Buterin didn’t predict the rise of NFTs, and has watched the phenomenon with a mixture of interest and anxiety. ... their volume has overwhelmed the network, leading to a steep rise in congestion fees, in which, for instance, bidders trying to secure a rare NFT pay hundreds of dollars extra to make sure their transactions are expedited.The solution is obvious, greatly increase the rate at which the system can process transactions. Ethereum 2 is proposed to implement sharding, allowing parallelism. Avalanche claims 3400 transactions/sec with 1.35sec finality. Problem solved! Not so fast. Follow me below the fold.
First, very low fees sound like a good idea but they are a double-edged sword. The Solana blockchain's competitive advantage was very low fees and the result was:
On April 30, NFT minting bots began flooding the Solana network with 4 million transactions per second, causing the network to lose consensus. The project tweeted that "Engineers are still investigating why the network was unable to recover, and validator operators prepare for a restart." The network was offline for seven hours.Avalanche didn't make that mistake:
This is hardly the first instability the network has demonstrated, much to the chagrin of its users. Transaction flooding is an issue on Solana in part because of the low transaction fees compared to networks like Bitcoin and Ethereum, which have relatively high gas fees that would make flooding extremely expensive.

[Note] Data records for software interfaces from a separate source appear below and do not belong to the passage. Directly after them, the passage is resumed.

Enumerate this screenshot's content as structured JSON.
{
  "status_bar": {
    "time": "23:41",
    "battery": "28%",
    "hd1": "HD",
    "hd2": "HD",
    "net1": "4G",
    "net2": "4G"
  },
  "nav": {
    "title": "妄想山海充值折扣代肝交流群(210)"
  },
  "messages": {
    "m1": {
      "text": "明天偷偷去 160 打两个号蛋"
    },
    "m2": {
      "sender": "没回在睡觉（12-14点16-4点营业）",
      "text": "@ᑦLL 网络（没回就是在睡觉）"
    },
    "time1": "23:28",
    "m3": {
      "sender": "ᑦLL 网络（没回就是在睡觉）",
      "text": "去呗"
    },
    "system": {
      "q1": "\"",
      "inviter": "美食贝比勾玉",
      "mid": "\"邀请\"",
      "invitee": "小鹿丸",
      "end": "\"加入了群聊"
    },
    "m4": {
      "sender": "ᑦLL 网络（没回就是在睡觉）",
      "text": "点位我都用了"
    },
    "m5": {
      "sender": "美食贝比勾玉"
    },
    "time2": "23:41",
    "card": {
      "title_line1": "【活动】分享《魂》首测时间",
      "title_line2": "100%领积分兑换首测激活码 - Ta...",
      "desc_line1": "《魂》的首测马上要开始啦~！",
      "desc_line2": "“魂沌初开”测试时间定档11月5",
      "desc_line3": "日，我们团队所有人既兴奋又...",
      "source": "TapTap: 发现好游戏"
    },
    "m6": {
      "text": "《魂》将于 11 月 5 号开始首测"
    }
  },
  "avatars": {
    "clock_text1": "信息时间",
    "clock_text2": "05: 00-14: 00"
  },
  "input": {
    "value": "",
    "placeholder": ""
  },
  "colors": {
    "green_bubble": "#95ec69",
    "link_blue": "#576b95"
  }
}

In Avalanche, we use transaction fees, making such attacks costly even if the attacker is sending money back to addresses under its control.So, the fee per transaction has to be high enough to deter flooding, but low enough to attract transactions.

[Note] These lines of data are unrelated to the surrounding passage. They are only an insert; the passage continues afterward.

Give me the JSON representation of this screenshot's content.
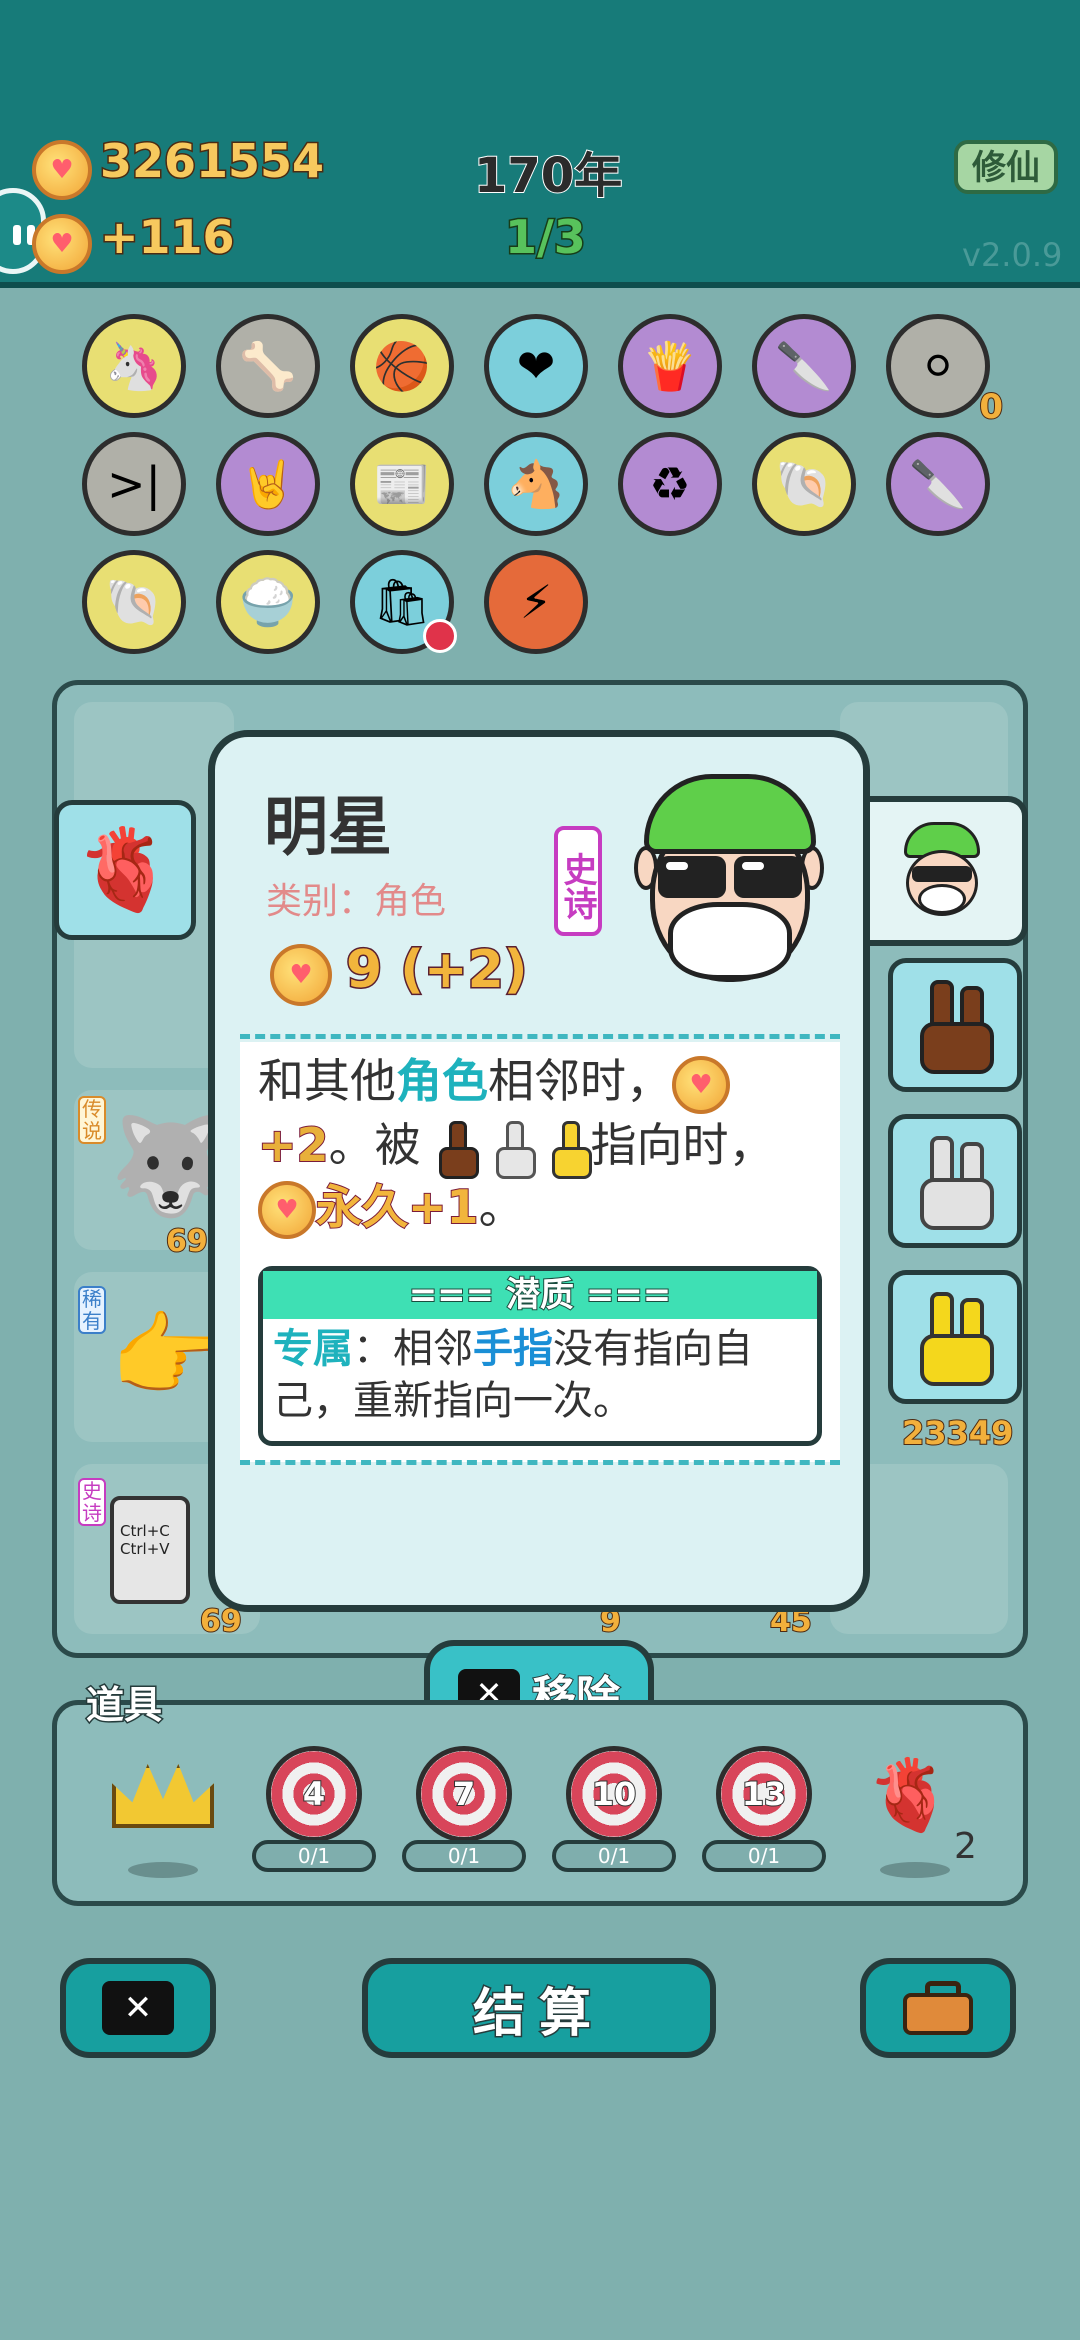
{
  "header": {
    "coins": "3261554",
    "coins_per_turn": "+116",
    "years": "170年",
    "round": "1/3",
    "mode_button": "修仙",
    "version": "v2.0.9"
  },
  "symbols_row1": [
    {
      "icon": "unicorn-icon",
      "glyph": "🦄",
      "bg": "y"
    },
    {
      "icon": "pet-bowl-icon",
      "glyph": "🦴",
      "bg": "g"
    },
    {
      "icon": "basketballs-icon",
      "glyph": "🏀",
      "bg": "y"
    },
    {
      "icon": "blood-bag-icon",
      "glyph": "❤",
      "bg": "b"
    },
    {
      "icon": "fries-icon",
      "glyph": "🍟",
      "bg": "p"
    },
    {
      "icon": "cleaver-icon",
      "glyph": "🔪",
      "bg": "p"
    },
    {
      "icon": "egg-tray-icon",
      "glyph": "⚪",
      "bg": "g",
      "count": "0"
    }
  ],
  "symbols_row2": [
    {
      "icon": "skip-icon",
      "glyph": ">|",
      "bg": "g"
    },
    {
      "icon": "rock-hand-icon",
      "glyph": "🤘",
      "bg": "p"
    },
    {
      "icon": "time-magazine-icon",
      "glyph": "📰",
      "bg": "y"
    },
    {
      "icon": "twin-horses-icon",
      "glyph": "🐴",
      "bg": "b"
    },
    {
      "icon": "recycle-icon",
      "glyph": "♻",
      "bg": "p"
    },
    {
      "icon": "shell-icon",
      "glyph": "🐚",
      "bg": "y"
    },
    {
      "icon": "cleaver-icon",
      "glyph": "🔪",
      "bg": "p"
    }
  ],
  "symbols_row3": [
    {
      "icon": "shell-icon",
      "glyph": "🐚",
      "bg": "y"
    },
    {
      "icon": "rice-bowl-icon",
      "glyph": "🍚",
      "bg": "y"
    },
    {
      "icon": "trash-bag-icon",
      "glyph": "🛍",
      "bg": "b"
    },
    {
      "icon": "lightning-icon",
      "glyph": "⚡",
      "bg": "r"
    }
  ],
  "board": {
    "cell_numbers": [
      "69",
      "69",
      "9",
      "45",
      "23349"
    ],
    "tags": [
      "传说",
      "稀有",
      "史诗"
    ],
    "ctrl_text": "Ctrl+C\nCtrl+V"
  },
  "popup": {
    "name": "明星",
    "category": "类别：角色",
    "rarity": "史诗",
    "value": "9 (+2)",
    "desc_part1": "和其他",
    "desc_role": "角色",
    "desc_part2": "相邻时，",
    "desc_bonus": "+2",
    "desc_part3": "。被",
    "desc_part4": "指向时，",
    "desc_perm": "永久+1",
    "desc_end": "。",
    "quality_title": "=== 潜质 ===",
    "quality_key": "专属",
    "quality_text1": "：相邻",
    "quality_finger": "手指",
    "quality_text2": "没有指向自己，重新指向一次。"
  },
  "remove_button": "移除",
  "items": {
    "title": "道具",
    "targets": [
      {
        "n": "4",
        "progress": "0/1"
      },
      {
        "n": "7",
        "progress": "0/1"
      },
      {
        "n": "10",
        "progress": "0/1"
      },
      {
        "n": "13",
        "progress": "0/1"
      }
    ],
    "liver_count": "2"
  },
  "bottom": {
    "settle_button": "结算"
  },
  "colors": {
    "header": "#177b79",
    "accent_cyan": "#1eb2bd",
    "gold": "#e8b03a"
  }
}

Miners' income comes from both fees and the block reward. The point of the reward is to incentivize enough mining to make the cost of a Sybil attack greater than the profit to be made from a successful attack. Thus it can't be too low. But the block reward works by creating new coins, so it is inflationary. Thus it can't be too high.
Thus we have the following constraints:
- Fees need to be high enough to deter flooding.
- Fees need to be low enough to attract transactions.
- Rewards need to be high enough to keep the blockchain secure.
- Rewards need to be low enough to preserve the value of the currency.
- The reward per transaction needs to be more than the fee per transaction.
If, on the other hand, the supply of transactions is below the demand, the fee per transaction will spike (as we have seen), risking violating constraints 2 and 5.
Thus we need to ask in whose interest a vast increase in the supply of transactions would be? It pretty clearly isn't in the miners' interest, as we see with the history of attempts to increase the Bitcoin block size. Liimiting the supply of transactions allows the miners to profit handsomely in periods of high demand. At first glance low fees would appear to be in the users' interest, but in practice it isn't. Low fees lead to flooding, and outages like Solana's. In practice, miners control the system, so even if it were in the users' interesst it wouldn't matter. Catch-22.